It was what followed us later that had all of us baffled - the Great hypostyle hall. This is the largest Hypostyle Hall in the world, consisting of some 134 columns that represent the Papyrus flower and built during the "New Kingdom" era. Construction started by King Seti I and was finished by his son, Ramses III. I really cannot say enough nice things about this - it was amazing. 134 pillars, each towering over us...how did they build them so perfectly, so symmetrically, perfectly distanced, perfectly carved, each and EVERY pillar. Overall just totally impressive. This was a highlight for me, suddenly it felt like I'd finished seeing whatever there was to see in the trip, and I could go back home!
The rest of the walk through of the temple was interesting but not as spectacular as this! We saw the Obelisques built for Queen Hatchepsut, the Barque Sanctuary, Hall of Records and a very dull "Sacred Lake" which was apparently used by the Priests for a bath those days before performing any rituals.
We then checked into our cruise - very hep! I was impressed, but more on that later. We were starving and right in time for lunch at the bottom floor of the ship. The food was very international to cater to the European tourists on board. We'd put in requests for vegetarian and there was a good choice. Whenever there wasn't, the chef would have sthg veg made for us.

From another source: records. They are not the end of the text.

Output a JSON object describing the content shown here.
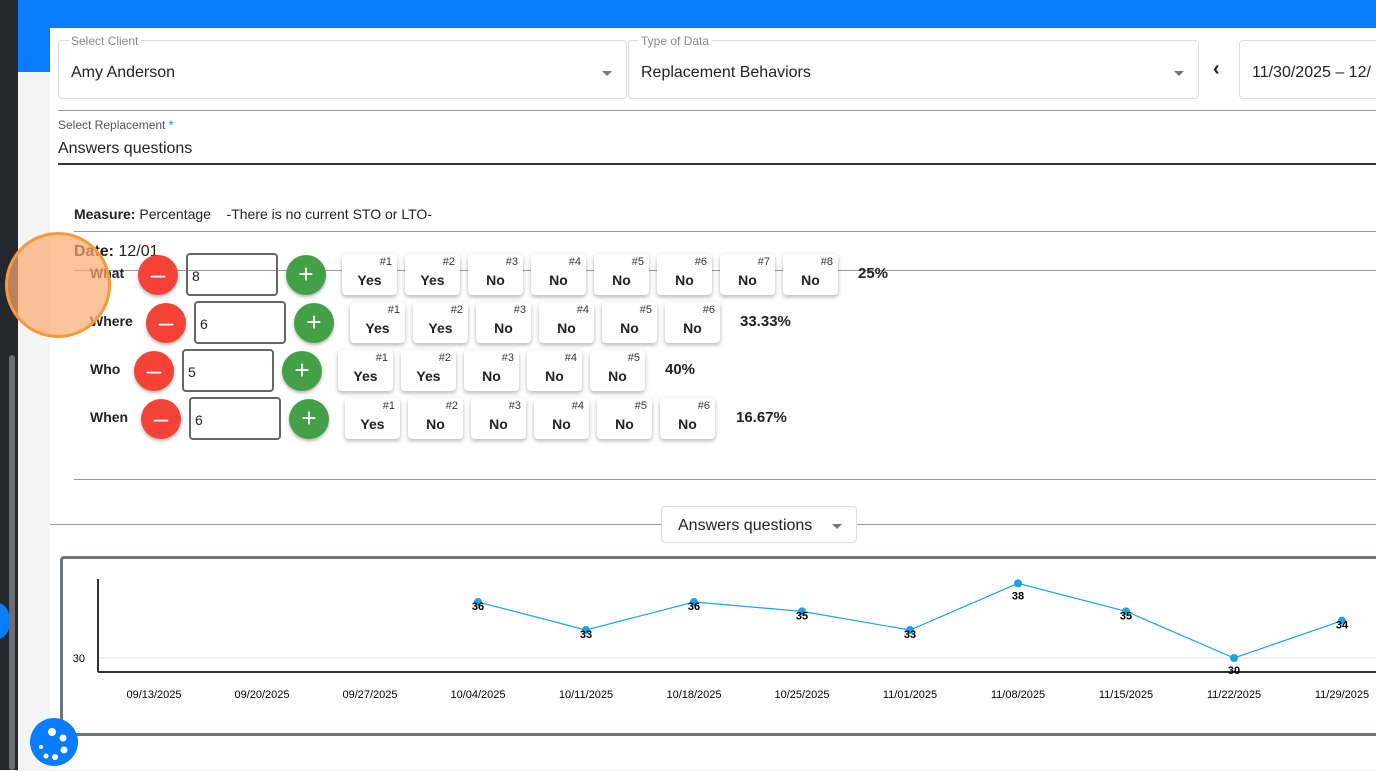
{
  "filters": {
    "client_label": "Select Client",
    "client_value": "Amy Anderson",
    "type_label": "Type of Data",
    "type_value": "Replacement Behaviors",
    "date_range": "11/30/2025 – 12/",
    "replacement_label": "Select Replacement",
    "required_mark": "*",
    "replacement_value": "Answers questions"
  },
  "measure": {
    "label": "Measure:",
    "value": "Percentage",
    "note": "-There is no current STO or LTO-"
  },
  "date": {
    "label": "Date:",
    "value": "12/01"
  },
  "rows": [
    {
      "label": "What",
      "count": "8",
      "trials": [
        "Yes",
        "Yes",
        "No",
        "No",
        "No",
        "No",
        "No",
        "No"
      ],
      "percent": "25%"
    },
    {
      "label": "Where",
      "count": "6",
      "trials": [
        "Yes",
        "Yes",
        "No",
        "No",
        "No",
        "No"
      ],
      "percent": "33.33%"
    },
    {
      "label": "Who",
      "count": "5",
      "trials": [
        "Yes",
        "Yes",
        "No",
        "No",
        "No"
      ],
      "percent": "40%"
    },
    {
      "label": "When",
      "count": "6",
      "trials": [
        "Yes",
        "No",
        "No",
        "No",
        "No",
        "No"
      ],
      "percent": "16.67%"
    }
  ],
  "chart_select": "Answers questions",
  "colors": {
    "primary": "#0a7cff",
    "minus": "#f44336",
    "plus": "#43a047",
    "series": "#1aa3e8"
  },
  "chart_data": {
    "type": "line",
    "categories": [
      "09/13/2025",
      "09/20/2025",
      "09/27/2025",
      "10/04/2025",
      "10/11/2025",
      "10/18/2025",
      "10/25/2025",
      "11/01/2025",
      "11/08/2025",
      "11/15/2025",
      "11/22/2025",
      "11/29/2025"
    ],
    "values": [
      null,
      null,
      null,
      36,
      33,
      36,
      35,
      33,
      38,
      35,
      30,
      34
    ],
    "yticks": [
      30
    ],
    "ylim": [
      28.5,
      39.5
    ],
    "grid": true
  }
}
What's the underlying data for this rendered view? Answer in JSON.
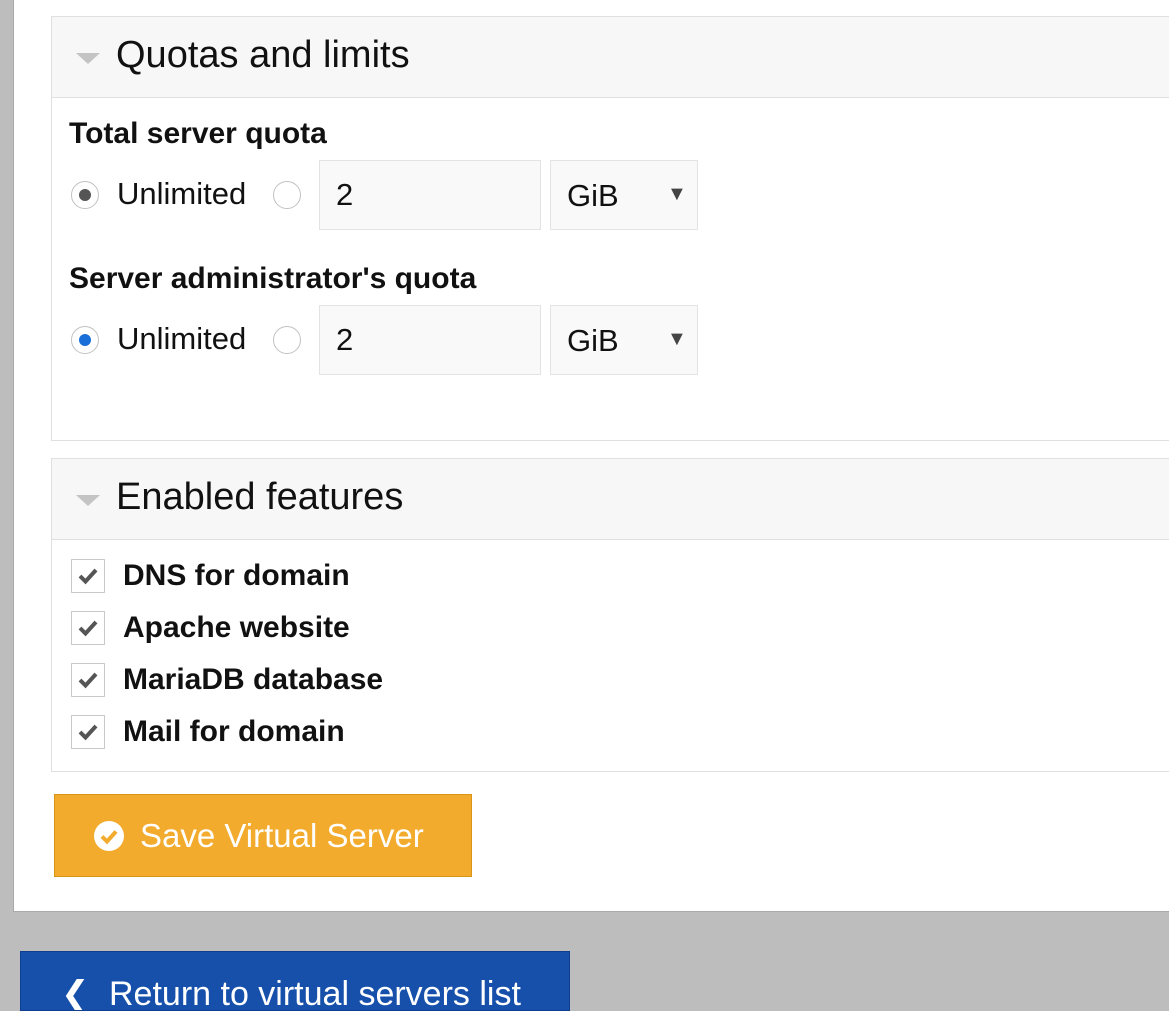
{
  "quotas": {
    "title": "Quotas and limits",
    "total": {
      "label": "Total server quota",
      "unlimited_label": "Unlimited",
      "selected": "unlimited",
      "value": "2",
      "unit": "GiB"
    },
    "admin": {
      "label": "Server administrator's quota",
      "unlimited_label": "Unlimited",
      "selected": "unlimited",
      "value": "2",
      "unit": "GiB"
    }
  },
  "features": {
    "title": "Enabled features",
    "items": [
      {
        "label": "DNS for domain",
        "checked": true
      },
      {
        "label": "Apache website",
        "checked": true
      },
      {
        "label": "MariaDB database",
        "checked": true
      },
      {
        "label": "Mail for domain",
        "checked": true
      }
    ]
  },
  "actions": {
    "save_label": "Save Virtual Server",
    "return_label": "Return to virtual servers list"
  },
  "colors": {
    "save_button": "#f2ab2c",
    "return_button": "#1650ab",
    "radio_active": "#1a6ed8",
    "radio_default": "#555555"
  },
  "icons": {
    "section_toggle": "triangle-down-icon",
    "checkbox": "checkmark-icon",
    "save": "check-circle-icon",
    "return": "arrow-left-icon"
  }
}
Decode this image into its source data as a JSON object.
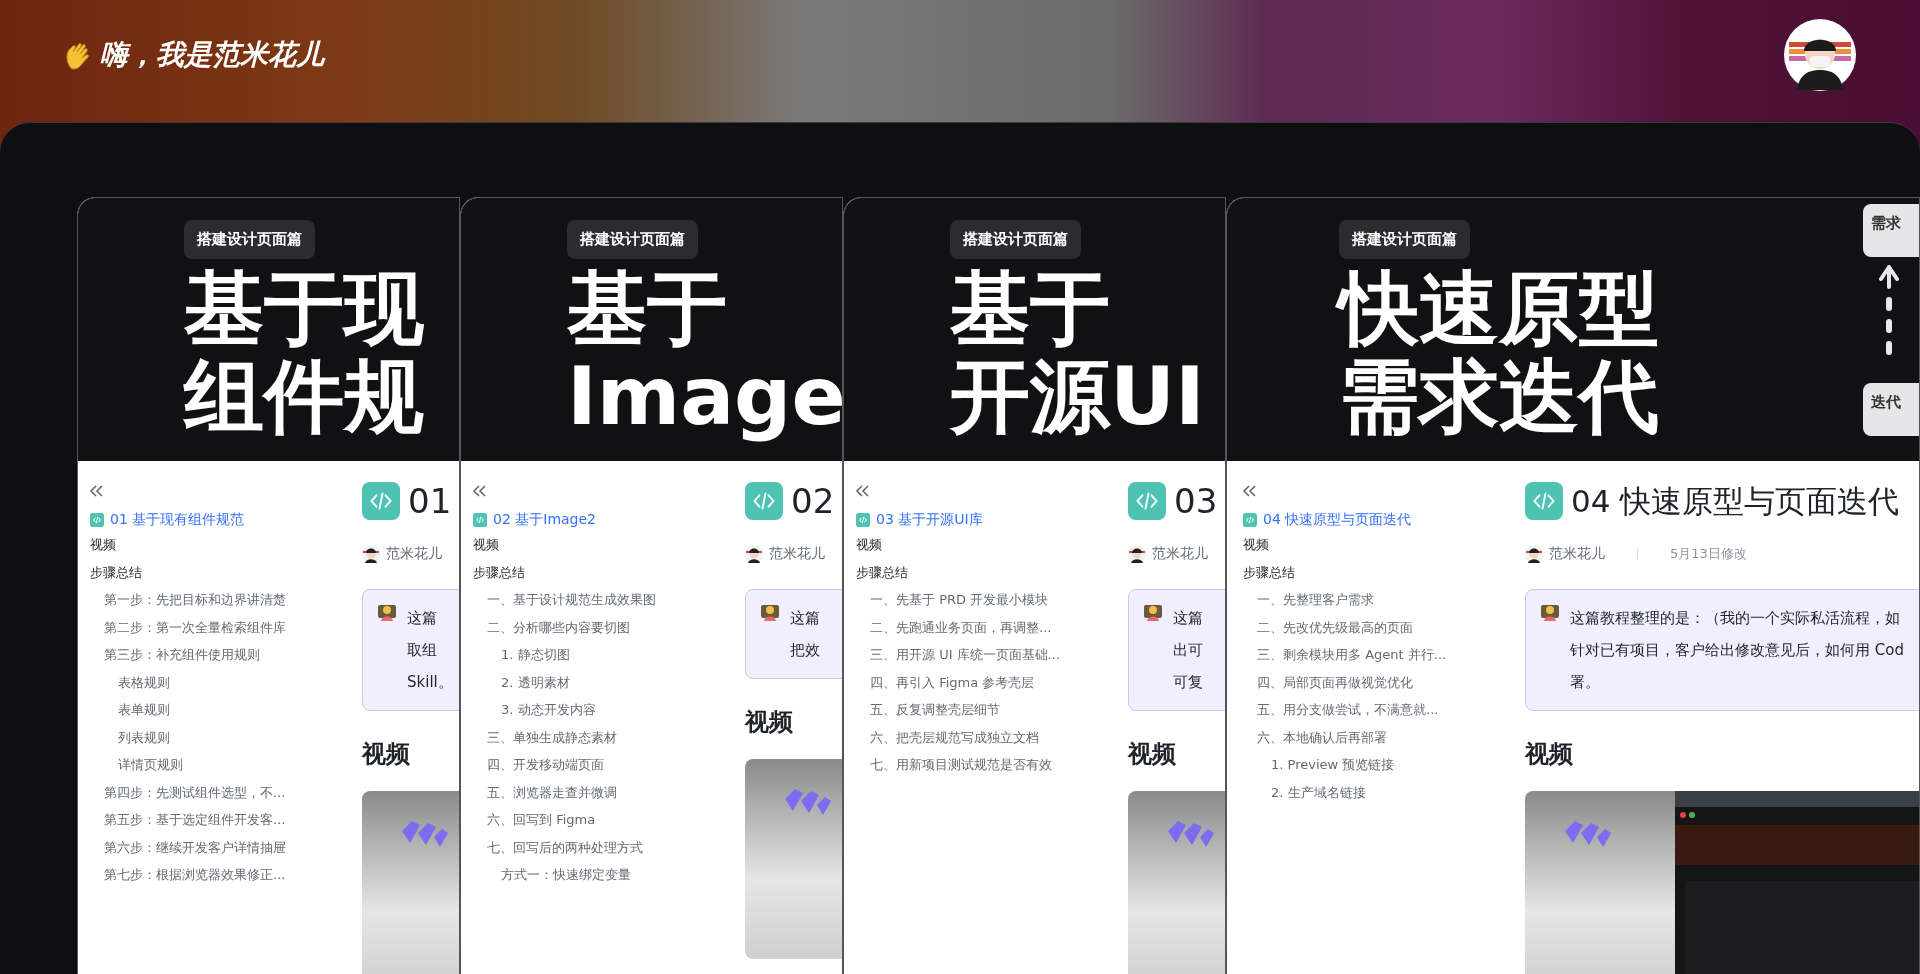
{
  "header": {
    "greeting": "嗨，我是范米花儿"
  },
  "cards": [
    {
      "tag": "搭建设计页面篇",
      "hero_lines": [
        "基于现",
        "组件规"
      ],
      "doc_link": "01 基于现有组件规范",
      "heading": "01",
      "author": "范米花儿",
      "callout_lines": [
        "这篇",
        "取组",
        "Skill。"
      ],
      "video_heading": "视频",
      "outline": [
        {
          "label": "视频"
        },
        {
          "label": "步骤总结",
          "children": [
            {
              "label": "第一步：先把目标和边界讲清楚"
            },
            {
              "label": "第二步：第一次全量检索组件库"
            },
            {
              "label": "第三步：补充组件使用规则",
              "children": [
                {
                  "label": "表格规则"
                },
                {
                  "label": "表单规则"
                },
                {
                  "label": "列表规则"
                },
                {
                  "label": "详情页规则"
                }
              ]
            },
            {
              "label": "第四步：先测试组件选型，不..."
            },
            {
              "label": "第五步：基于选定组件开发客..."
            },
            {
              "label": "第六步：继续开发客户详情抽屉"
            },
            {
              "label": "第七步：根据浏览器效果修正..."
            }
          ]
        }
      ]
    },
    {
      "tag": "搭建设计页面篇",
      "hero_lines": [
        "基于",
        "Image"
      ],
      "doc_link": "02 基于Image2",
      "heading": "02",
      "author": "范米花儿",
      "callout_lines": [
        "这篇",
        "把效"
      ],
      "video_heading": "视频",
      "outline": [
        {
          "label": "视频"
        },
        {
          "label": "步骤总结",
          "children": [
            {
              "label": "一、基于设计规范生成效果图"
            },
            {
              "label": "二、分析哪些内容要切图",
              "children": [
                {
                  "label": "1. 静态切图"
                },
                {
                  "label": "2. 透明素材"
                },
                {
                  "label": "3. 动态开发内容"
                }
              ]
            },
            {
              "label": "三、单独生成静态素材"
            },
            {
              "label": "四、开发移动端页面"
            },
            {
              "label": "五、浏览器走查并微调"
            },
            {
              "label": "六、回写到 Figma"
            },
            {
              "label": "七、回写后的两种处理方式",
              "children": [
                {
                  "label": "方式一：快速绑定变量"
                }
              ]
            }
          ]
        }
      ]
    },
    {
      "tag": "搭建设计页面篇",
      "hero_lines": [
        "基于",
        "开源UI"
      ],
      "doc_link": "03 基于开源UI库",
      "heading": "03",
      "author": "范米花儿",
      "callout_lines": [
        "这篇",
        "出可",
        "可复"
      ],
      "video_heading": "视频",
      "outline": [
        {
          "label": "视频"
        },
        {
          "label": "步骤总结",
          "children": [
            {
              "label": "一、先基于 PRD 开发最小模块"
            },
            {
              "label": "二、先跑通业务页面，再调整..."
            },
            {
              "label": "三、用开源 UI 库统一页面基础..."
            },
            {
              "label": "四、再引入 Figma 参考壳层"
            },
            {
              "label": "五、反复调整壳层细节"
            },
            {
              "label": "六、把壳层规范写成独立文档"
            },
            {
              "label": "七、用新项目测试规范是否有效"
            }
          ]
        }
      ]
    },
    {
      "tag": "搭建设计页面篇",
      "hero_lines": [
        "快速原型",
        "需求迭代"
      ],
      "side_notes": [
        "需求",
        "迭代"
      ],
      "doc_link": "04 快速原型与页面迭代",
      "heading": "04 快速原型与页面迭代",
      "author": "范米花儿",
      "modified": "5月13日修改",
      "callout_lines": [
        "这篇教程整理的是：（我的一个实际私活流程，如",
        "针对已有项目，客户给出修改意见后，如何用 Cod",
        "署。"
      ],
      "video_heading": "视频",
      "outline": [
        {
          "label": "视频"
        },
        {
          "label": "步骤总结",
          "children": [
            {
              "label": "一、先整理客户需求"
            },
            {
              "label": "二、先改优先级最高的页面"
            },
            {
              "label": "三、剩余模块用多 Agent 并行..."
            },
            {
              "label": "四、局部页面再做视觉优化"
            },
            {
              "label": "五、用分支做尝试，不满意就..."
            },
            {
              "label": "六、本地确认后再部署",
              "children": [
                {
                  "label": "1. Preview 预览链接"
                },
                {
                  "label": "2. 生产域名链接"
                }
              ]
            }
          ]
        }
      ]
    }
  ]
}
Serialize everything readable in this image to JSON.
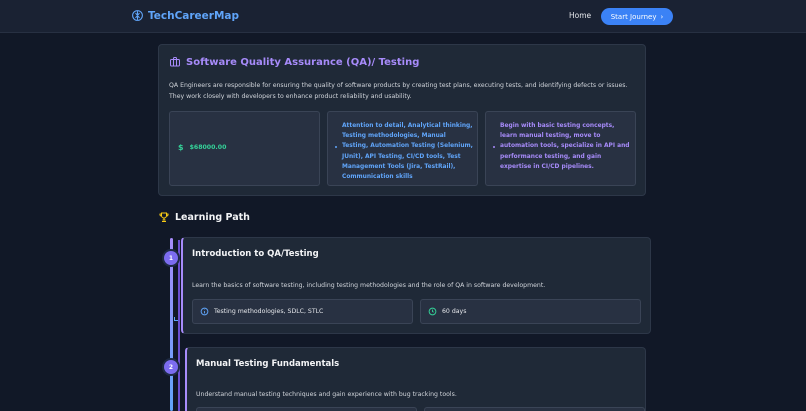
{
  "header": {
    "logo_text": "TechCareerMap",
    "nav_home": "Home",
    "cta_label": "Start Journey",
    "brand_color": "#60a5fa",
    "cta_color": "#3b82f6"
  },
  "career": {
    "title": "Software Quality Assurance (QA)/ Testing",
    "description": "QA Engineers are responsible for ensuring the quality of software products by creating test plans, executing tests, and identifying defects or issues. They work closely with developers to enhance product reliability and usability.",
    "salary": "$68000.00",
    "salary_symbol": "$",
    "skills": "Attention to detail, Analytical thinking, Testing methodologies, Manual Testing, Automation Testing (Selenium, JUnit), API Testing, CI/CD tools, Test Management Tools (Jira, TestRail), Communication skills",
    "advice": "Begin with basic testing concepts, learn manual testing, move to automation tools, specialize in API and performance testing, and gain expertise in CI/CD pipelines.",
    "accent_color": "#a78bfa",
    "salary_color": "#34d399"
  },
  "learning_path": {
    "heading": "Learning Path",
    "steps": [
      {
        "number": "1",
        "title": "Introduction to QA/Testing",
        "description": "Learn the basics of software testing, including testing methodologies and the role of QA in software development.",
        "topics": "Testing methodologies, SDLC, STLC",
        "duration": "60 days"
      },
      {
        "number": "2",
        "title": "Manual Testing Fundamentals",
        "description": "Understand manual testing techniques and gain experience with bug tracking tools.",
        "topics": "",
        "duration": ""
      }
    ]
  },
  "icons": {
    "logo": "brain-icon",
    "career": "briefcase-icon",
    "salary": "dollar-icon",
    "learning_path": "trophy-icon",
    "topics": "info-icon",
    "duration": "clock-icon",
    "cta": "chevron-right-icon"
  }
}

Our guide said he'd pick us up at 5:30pm in the evening which gave us time for a nice long nap, tea on the docks before heading back to continue the sightseeing. Our next stop was the Luxor Temple. Nowhere as big as the Karnak Temples but equally enticing. This was another temple honouring AmunRa, Mout and Khons and was built during the 'New Kingdom' era by pharaoh Amenhotep III. Like the Karnak Temple, the first thing that strikes you about the Luxor Temple is the avenue of sphinxes. This really is a photographer's delight - the ancient structures, the stone paved pavement and the coconut trees in the background. No doubt we spent a few minutes here clicking away!
The second highlight in this temple is the massive pylon that greets us at the entrance with two statues of King Ramses II and a pink granite Obelisque.
A bit further through the temple was perhaps the most interesting bits. Just when you thought you'd seen everything - a mosque and a Theban place of worship in the same enclosure, it gets more interesting as we go past the Hypostyle hall. In order came shrines for Amun, Mout, then a Christian CHAPEL and then a shrine built for Alexander The Great!!! Seriously, all we needed was a Hindu shrine in here and we've pretty much covered every major religion in the world! I was left speechless and for the first time in my life, I actually appreciated the concept of 'history'.
This temple was undoubtedly a highlight for me, it was a lot smaller than Karnak and hence I found it easier to appreciate. Ahmed then took us towards his car and took us for a nice drive around the town of Luxor. Some parts were cordoned off because of Mrs.Mubarak's visit. We reached our ship well and truly by 8pm, right in time for dinner. We were exhausted and stunned at the same time. It was good to see my father suddenly not talking about the Egyptian heat and summer, but instead talking about the architecture and the history. In a word, GREAT START to a GREAT WEEK! From this point onwards, all I can say is bring it on baby!
Click on Next Entries on the Left to read about Valley of Kings, Queen Hatchepsut Temple and Colossi of Memnon